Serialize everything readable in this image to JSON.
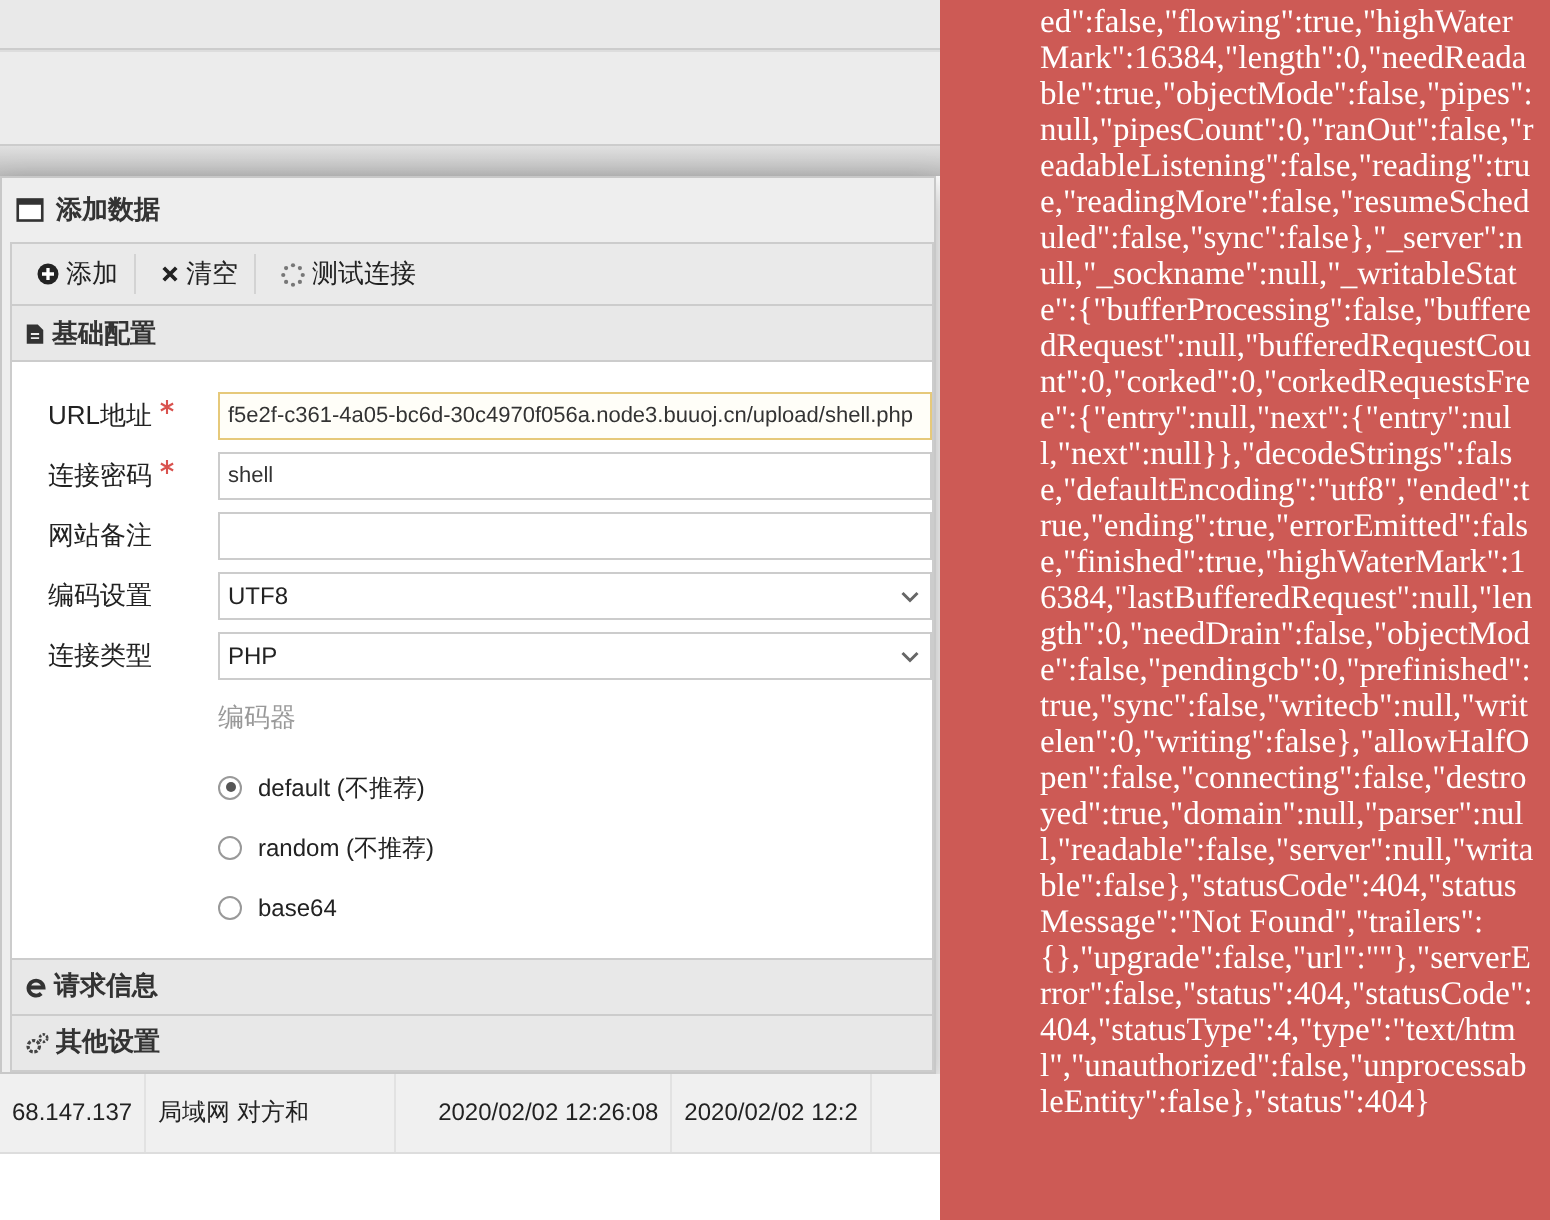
{
  "dialog": {
    "title": "添加数据",
    "toolbar": [
      {
        "label": "添加"
      },
      {
        "label": "清空"
      },
      {
        "label": "测试连接"
      }
    ],
    "sections": [
      {
        "title": "基础配置",
        "expanded": true
      },
      {
        "title": "请求信息",
        "expanded": false
      },
      {
        "title": "其他设置",
        "expanded": false
      }
    ],
    "fields": [
      {
        "kind": "text",
        "label": "URL地址",
        "required": true,
        "value": "f5e2f-c361-4a05-bc6d-30c4970f056a.node3.buuoj.cn/upload/shell.php"
      },
      {
        "kind": "text",
        "label": "连接密码",
        "required": true,
        "value": "shell"
      },
      {
        "kind": "text",
        "label": "网站备注",
        "required": false
      },
      {
        "kind": "select",
        "label": "编码设置",
        "required": false,
        "value": "UTF8"
      },
      {
        "kind": "select",
        "label": "连接类型",
        "required": false,
        "value": "PHP"
      }
    ],
    "encoder": {
      "label": "编码器",
      "options": [
        {
          "label": "default (不推荐)",
          "selected": true
        },
        {
          "label": "random (不推荐)",
          "selected": false
        },
        {
          "label": "base64",
          "selected": false
        }
      ]
    }
  },
  "background_row": [
    "68.147.137",
    "局域网 对方和",
    "2020/02/02 12:26:08",
    "2020/02/02 12:2"
  ],
  "error_toast": {
    "text": "ed\":false,\"flowing\":true,\"highWaterMark\":16384,\"length\":0,\"needReadable\":true,\"objectMode\":false,\"pipes\":null,\"pipesCount\":0,\"ranOut\":false,\"readableListening\":false,\"reading\":true,\"readingMore\":false,\"resumeScheduled\":false,\"sync\":false},\"_server\":null,\"_sockname\":null,\"_writableState\":{\"bufferProcessing\":false,\"bufferedRequest\":null,\"bufferedRequestCount\":0,\"corked\":0,\"corkedRequestsFree\":{\"entry\":null,\"next\":{\"entry\":null,\"next\":null}},\"decodeStrings\":false,\"defaultEncoding\":\"utf8\",\"ended\":true,\"ending\":true,\"errorEmitted\":false,\"finished\":true,\"highWaterMark\":16384,\"lastBufferedRequest\":null,\"length\":0,\"needDrain\":false,\"objectMode\":false,\"pendingcb\":0,\"prefinished\":true,\"sync\":false,\"writecb\":null,\"writelen\":0,\"writing\":false},\"allowHalfOpen\":false,\"connecting\":false,\"destroyed\":true,\"domain\":null,\"parser\":null,\"readable\":false,\"server\":null,\"writable\":false},\"statusCode\":404,\"statusMessage\":\"Not Found\",\"trailers\":{},\"upgrade\":false,\"url\":\"\"},\"serverError\":false,\"status\":404,\"statusCode\":404,\"statusType\":4,\"type\":\"text/html\",\"unauthorized\":false,\"unprocessableEntity\":false},\"status\":404}"
  }
}
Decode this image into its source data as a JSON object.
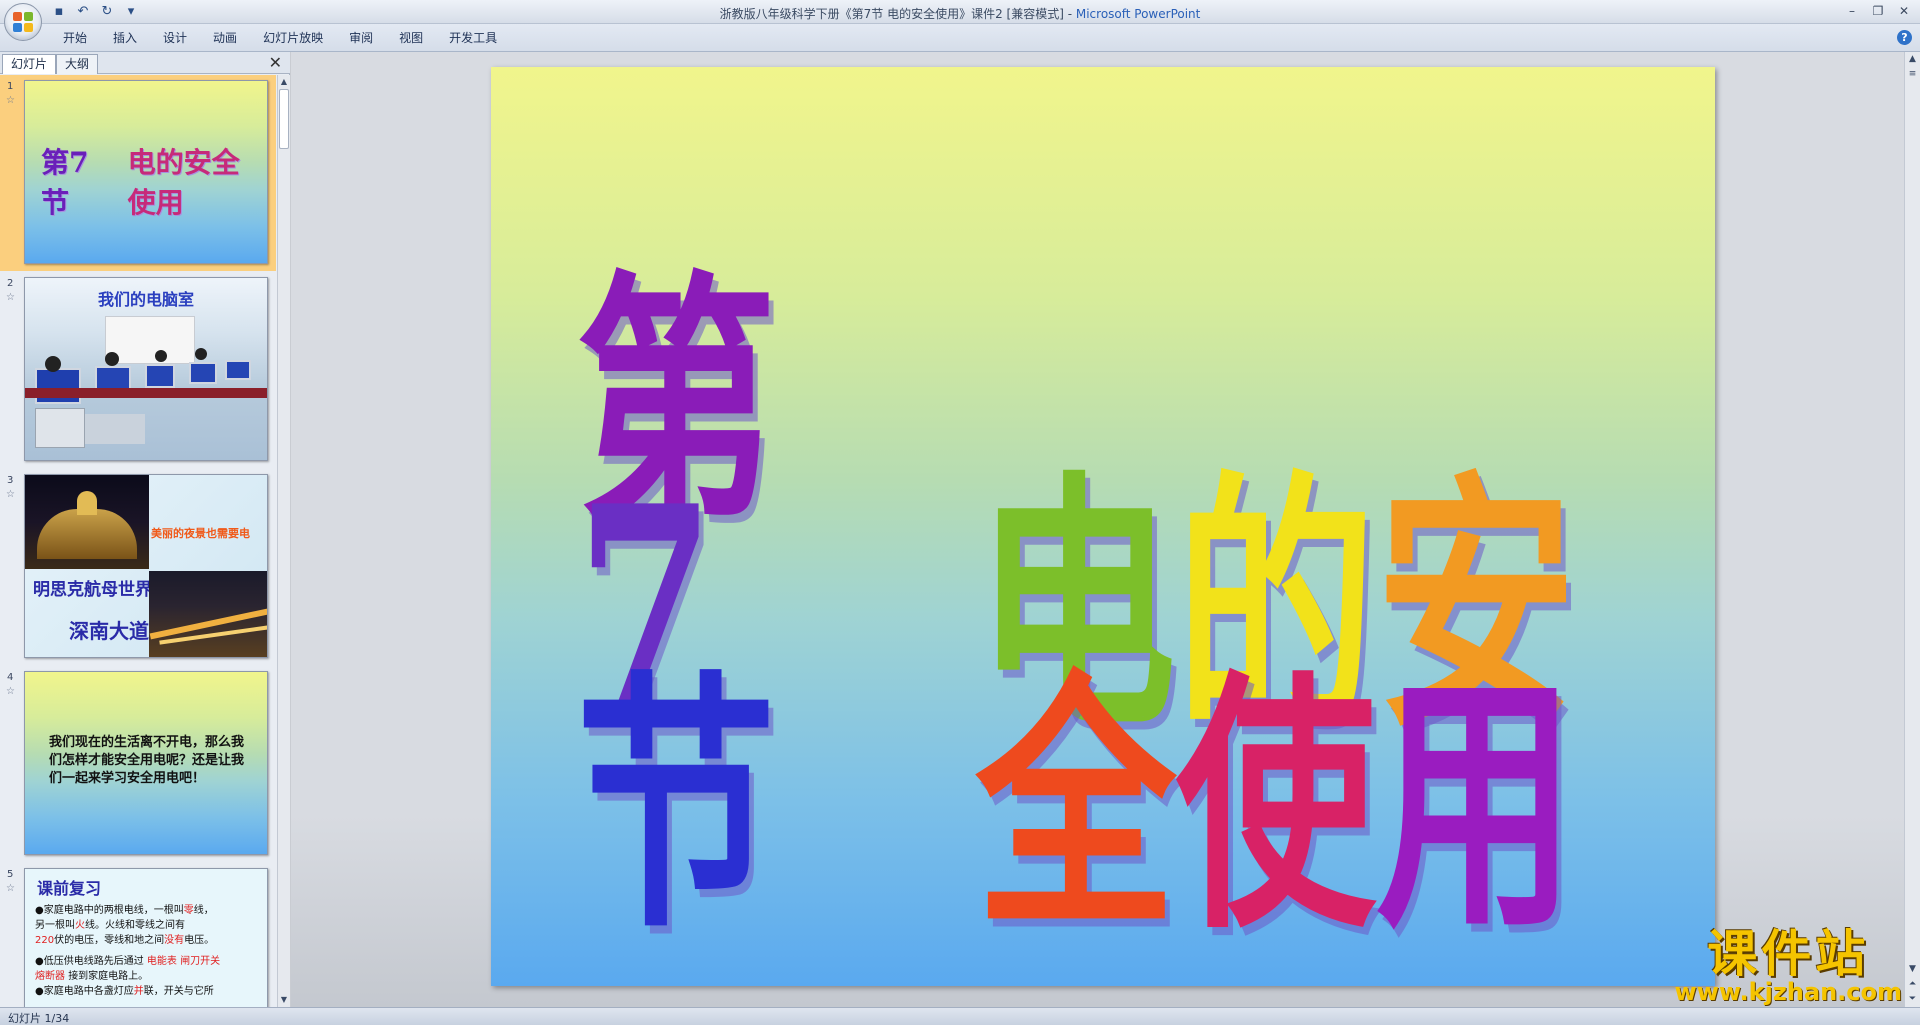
{
  "window": {
    "title": "浙教版八年级科学下册《第7节 电的安全使用》课件2 [兼容模式]",
    "title_sep": " - ",
    "app_name": "Microsoft PowerPoint"
  },
  "qat": {
    "save_icon": "save-icon",
    "undo_icon": "undo-icon",
    "redo_icon": "redo-icon",
    "customize_icon": "dropdown-icon"
  },
  "ribbon": {
    "tabs": [
      {
        "label": "开始"
      },
      {
        "label": "插入"
      },
      {
        "label": "设计"
      },
      {
        "label": "动画"
      },
      {
        "label": "幻灯片放映"
      },
      {
        "label": "审阅"
      },
      {
        "label": "视图"
      },
      {
        "label": "开发工具"
      }
    ],
    "help": "?"
  },
  "panel": {
    "tab_slides": "幻灯片",
    "tab_outline": "大纲",
    "close": "✕"
  },
  "thumbnails": [
    {
      "num": "1",
      "title_a": "第7节",
      "title_b": "电的安全使用"
    },
    {
      "num": "2",
      "title": "我们的电脑室"
    },
    {
      "num": "3",
      "caption": "美丽的夜景也需要电",
      "line1": "明思克航母世界",
      "line2": "深南大道"
    },
    {
      "num": "4",
      "text": "我们现在的生活离不开电，那么我们怎样才能安全用电呢？还是让我们一起来学习安全用电吧！"
    },
    {
      "num": "5",
      "title": "课前复习",
      "l1": "●家庭电路中的两根电线，一根叫",
      "a1": "零",
      "l1b": "线，",
      "l2": "另一根叫",
      "a2": "火",
      "l2b": "线。火线和零线之间有",
      "a3": "220",
      "l3": "伏的电压，零线和地之间",
      "a4": "没有",
      "l3b": "电压。",
      "l4": "●低压供电线路先后通过",
      "a5": "电能表",
      "a6": "闸刀开关",
      "a7": "熔断器",
      "l5": "接到家庭电路上。",
      "l6": "●家庭电路中各盏灯应",
      "a8": "并",
      "l6b": "联，开关与它所"
    }
  ],
  "slide": {
    "title_part1": "第7节",
    "title_part2": "电的安全使用",
    "colors": [
      "#8a1cb8",
      "#6a2fc4",
      "#2a2fd2",
      "#7cbf2a",
      "#f2e21a",
      "#f29a22",
      "#ee4a1e",
      "#d82266",
      "#9a1cc0"
    ]
  },
  "status": {
    "slide_counter": "幻灯片 1/34"
  },
  "watermark": {
    "cn": "课件站",
    "url": "www.kjzhan.com"
  }
}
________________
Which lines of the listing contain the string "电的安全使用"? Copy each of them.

- Result
    "title": "浙教版八年级科学下册《第7节 电的安全使用》课件2 [兼容模式]",
      "title_b": "电的安全使用"
    "title_part2": "电的安全使用",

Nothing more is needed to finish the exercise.